**Items listed in a dataset**

☆ ☆ ☆

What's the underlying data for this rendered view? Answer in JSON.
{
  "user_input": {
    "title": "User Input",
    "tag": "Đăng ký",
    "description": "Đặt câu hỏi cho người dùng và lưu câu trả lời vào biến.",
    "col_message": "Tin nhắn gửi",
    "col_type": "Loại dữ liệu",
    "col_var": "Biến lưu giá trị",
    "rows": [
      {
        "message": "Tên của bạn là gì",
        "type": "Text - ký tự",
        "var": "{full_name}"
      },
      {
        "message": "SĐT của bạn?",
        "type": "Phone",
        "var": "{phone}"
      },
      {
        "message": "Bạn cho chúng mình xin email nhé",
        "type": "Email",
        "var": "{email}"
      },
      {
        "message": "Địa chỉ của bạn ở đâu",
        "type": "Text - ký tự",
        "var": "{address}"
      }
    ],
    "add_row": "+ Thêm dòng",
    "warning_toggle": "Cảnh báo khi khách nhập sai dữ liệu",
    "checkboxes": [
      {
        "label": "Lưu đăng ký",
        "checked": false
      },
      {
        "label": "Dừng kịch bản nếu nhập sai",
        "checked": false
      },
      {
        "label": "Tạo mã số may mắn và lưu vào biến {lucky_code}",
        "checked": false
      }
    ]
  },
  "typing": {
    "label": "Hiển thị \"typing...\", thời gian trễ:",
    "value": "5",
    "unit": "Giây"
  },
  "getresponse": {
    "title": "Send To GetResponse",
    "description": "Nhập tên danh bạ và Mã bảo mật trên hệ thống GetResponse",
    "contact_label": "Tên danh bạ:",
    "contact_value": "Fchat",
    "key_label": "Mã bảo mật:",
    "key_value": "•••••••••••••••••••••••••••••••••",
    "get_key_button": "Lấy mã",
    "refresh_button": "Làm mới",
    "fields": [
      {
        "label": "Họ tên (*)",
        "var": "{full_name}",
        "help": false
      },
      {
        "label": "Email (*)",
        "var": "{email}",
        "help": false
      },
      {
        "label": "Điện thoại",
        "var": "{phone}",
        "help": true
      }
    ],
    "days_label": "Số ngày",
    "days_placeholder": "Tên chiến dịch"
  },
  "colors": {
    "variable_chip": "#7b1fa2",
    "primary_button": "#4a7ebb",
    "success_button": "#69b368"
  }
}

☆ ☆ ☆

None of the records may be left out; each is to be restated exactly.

What's the underlying data for this rendered view? Answer in JSON.
{
  "user_input": {
    "title": "User Input",
    "tag": "Đăng ký",
    "description": "Đặt câu hỏi cho người dùng và lưu câu trả lời vào biến.",
    "col_message": "Tin nhắn gửi",
    "col_type": "Loại dữ liệu",
    "col_var": "Biến lưu giá trị",
    "rows": [
      {
        "message": "Tên của bạn là gì",
        "type": "Text - ký tự",
        "var": "{full_name}"
      },
      {
        "message": "SĐT của bạn?",
        "type": "Phone",
        "var": "{phone}"
      },
      {
        "message": "Bạn cho chúng mình xin email nhé",
        "type": "Email",
        "var": "{email}"
      },
      {
        "message": "Địa chỉ của bạn ở đâu",
        "type": "Text - ký tự",
        "var": "{address}"
      }
    ],
    "add_row": "+ Thêm dòng",
    "warning_toggle": "Cảnh báo khi khách nhập sai dữ liệu",
    "checkboxes": [
      {
        "label": "Lưu đăng ký",
        "checked": false
      },
      {
        "label": "Dừng kịch bản nếu nhập sai",
        "checked": false
      },
      {
        "label": "Tạo mã số may mắn và lưu vào biến {lucky_code}",
        "checked": false
      }
    ]
  },
  "typing": {
    "label": "Hiển thị \"typing...\", thời gian trễ:",
    "value": "5",
    "unit": "Giây"
  },
  "getresponse": {
    "title": "Send To GetResponse",
    "description": "Nhập tên danh bạ và Mã bảo mật trên hệ thống GetResponse",
    "contact_label": "Tên danh bạ:",
    "contact_value": "Fchat",
    "key_label": "Mã bảo mật:",
    "key_value": "•••••••••••••••••••••••••••••••••",
    "get_key_button": "Lấy mã",
    "refresh_button": "Làm mới",
    "fields": [
      {
        "label": "Họ tên (*)",
        "var": "{full_name}",
        "help": false
      },
      {
        "label": "Email (*)",
        "var": "{email}",
        "help": false
      },
      {
        "label": "Điện thoại",
        "var": "{phone}",
        "help": true
      }
    ],
    "days_label": "Số ngày",
    "days_placeholder": "Tên chiến dịch"
  },
  "colors": {
    "variable_chip": "#7b1fa2",
    "primary_button": "#4a7ebb",
    "success_button": "#69b368"
  }
}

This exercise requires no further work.